On any given day, the average person could list many reasons why they are thankful. Steady job, roof over their head, enough food to eat, and family are among the blessings many would mention. Those are all great to have.
But what if you don’t?
As of the 2010 Census, there were over 47 million people living at or below the poverty line. That’s the combined population of Wyoming, Vermont, Washington D.C., North Dakota, Alaska, South Dakota, Delaware, Montana, Rhode Island, New Hampshire, Maine, Hawaii, Idaho, West Virginia, Nebraska, New Mexico, Nevada, Utah, Kansas, Arkansas, Mississippi, Iowa, Connecticut, Puerto Rico, Oklahoma, and Oregon. Plus about 400,000 more. When holidays come around, it can be especially stressful when there is barely enough to eke by day to day, never mind worrying about celebrating something.
Even more troubling are the children who are separated from family during the holidays. On any given day, there are roughly 400,000 kids in the foster care system. That is equivalent to every child in the Chicago public school system. These are kids with little reason to be thankful, much less a family with whom they can sit with and ponder what being thankful means.
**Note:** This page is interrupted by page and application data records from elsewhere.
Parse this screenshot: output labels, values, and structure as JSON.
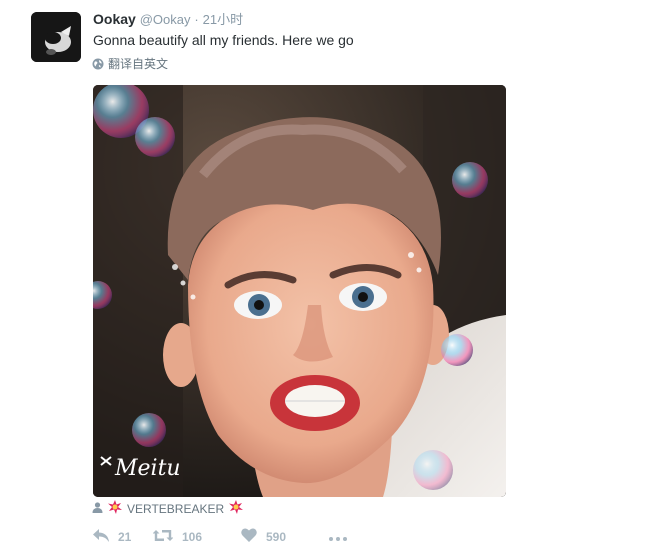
{
  "tweet": {
    "author_name": "Ookay",
    "author_handle": "@Ookay",
    "separator": "·",
    "time": "21小时",
    "text": "Gonna beautify all my friends. Here we go",
    "translate_label": "翻译自英文"
  },
  "media": {
    "watermark": "Meitu",
    "tag_label": "VERTEBREAKER"
  },
  "actions": {
    "reply_count": "21",
    "retweet_count": "106",
    "like_count": "590"
  },
  "colors": {
    "text": "#292f33",
    "muted": "#8899a6",
    "action_icon": "#aab8c2",
    "tag_emoji": "#e0245e"
  },
  "icons": {
    "translate": "globe-icon",
    "tag": "person-icon",
    "reply": "reply-icon",
    "retweet": "retweet-icon",
    "like": "heart-icon",
    "more": "more-icon"
  }
}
I recently wrote about one such child and his struggle to just find a family.
There are so many others that will be alone or wanting during the holidays. Our country has an elder population of over 40 million (aged 65+) as of 2010. It is estimated that over 30% of these people live alone. They may get together with relatives or friends on some occasions, but after decades of being around a family of some sort, many of these seniors now face almost every day by themselves.
Another hard pressed segment of the population is homeless veterans. There are over 58,000 in the United States. After serving their country and risking their lives, it is difficult for some service members to transition to the civilian world. Many have untreated psychological issues, often compounded by drug and alcohol addictions.
In one way or another, it would be very easy for most of us to find someone that has less to be thankful for than ourselves. Maybe even as close as next door.
Recently, Penn Jillette, the speaking half of the magic-comedy duo Penn and Teller, was discussing poverty in our country and what we should do about it. He doesn’t favor government intervention; he thinks we should work to help those in our communities ourselves. To paraphrase, he essentially said that since one in five people are poor, that leaves four that can help the one.
There is no need to feel guilty for being prosperous and dampen the holiday season. For my part, I am hoping that this year, as part of our appreciation for the great things going on in our lives, we can find a way to give hope to someone else.
So please, enjoy your family and friends and what you have made for yourself; you have earned that. Just remember to share that good fortune with someone else so their lives can be enriched as well. Whether through a cash donation or a donation of our time, everyone can find a worthy cause that needs help. What better way to celebrate Thanksgiving than to give another a reason to be thankful?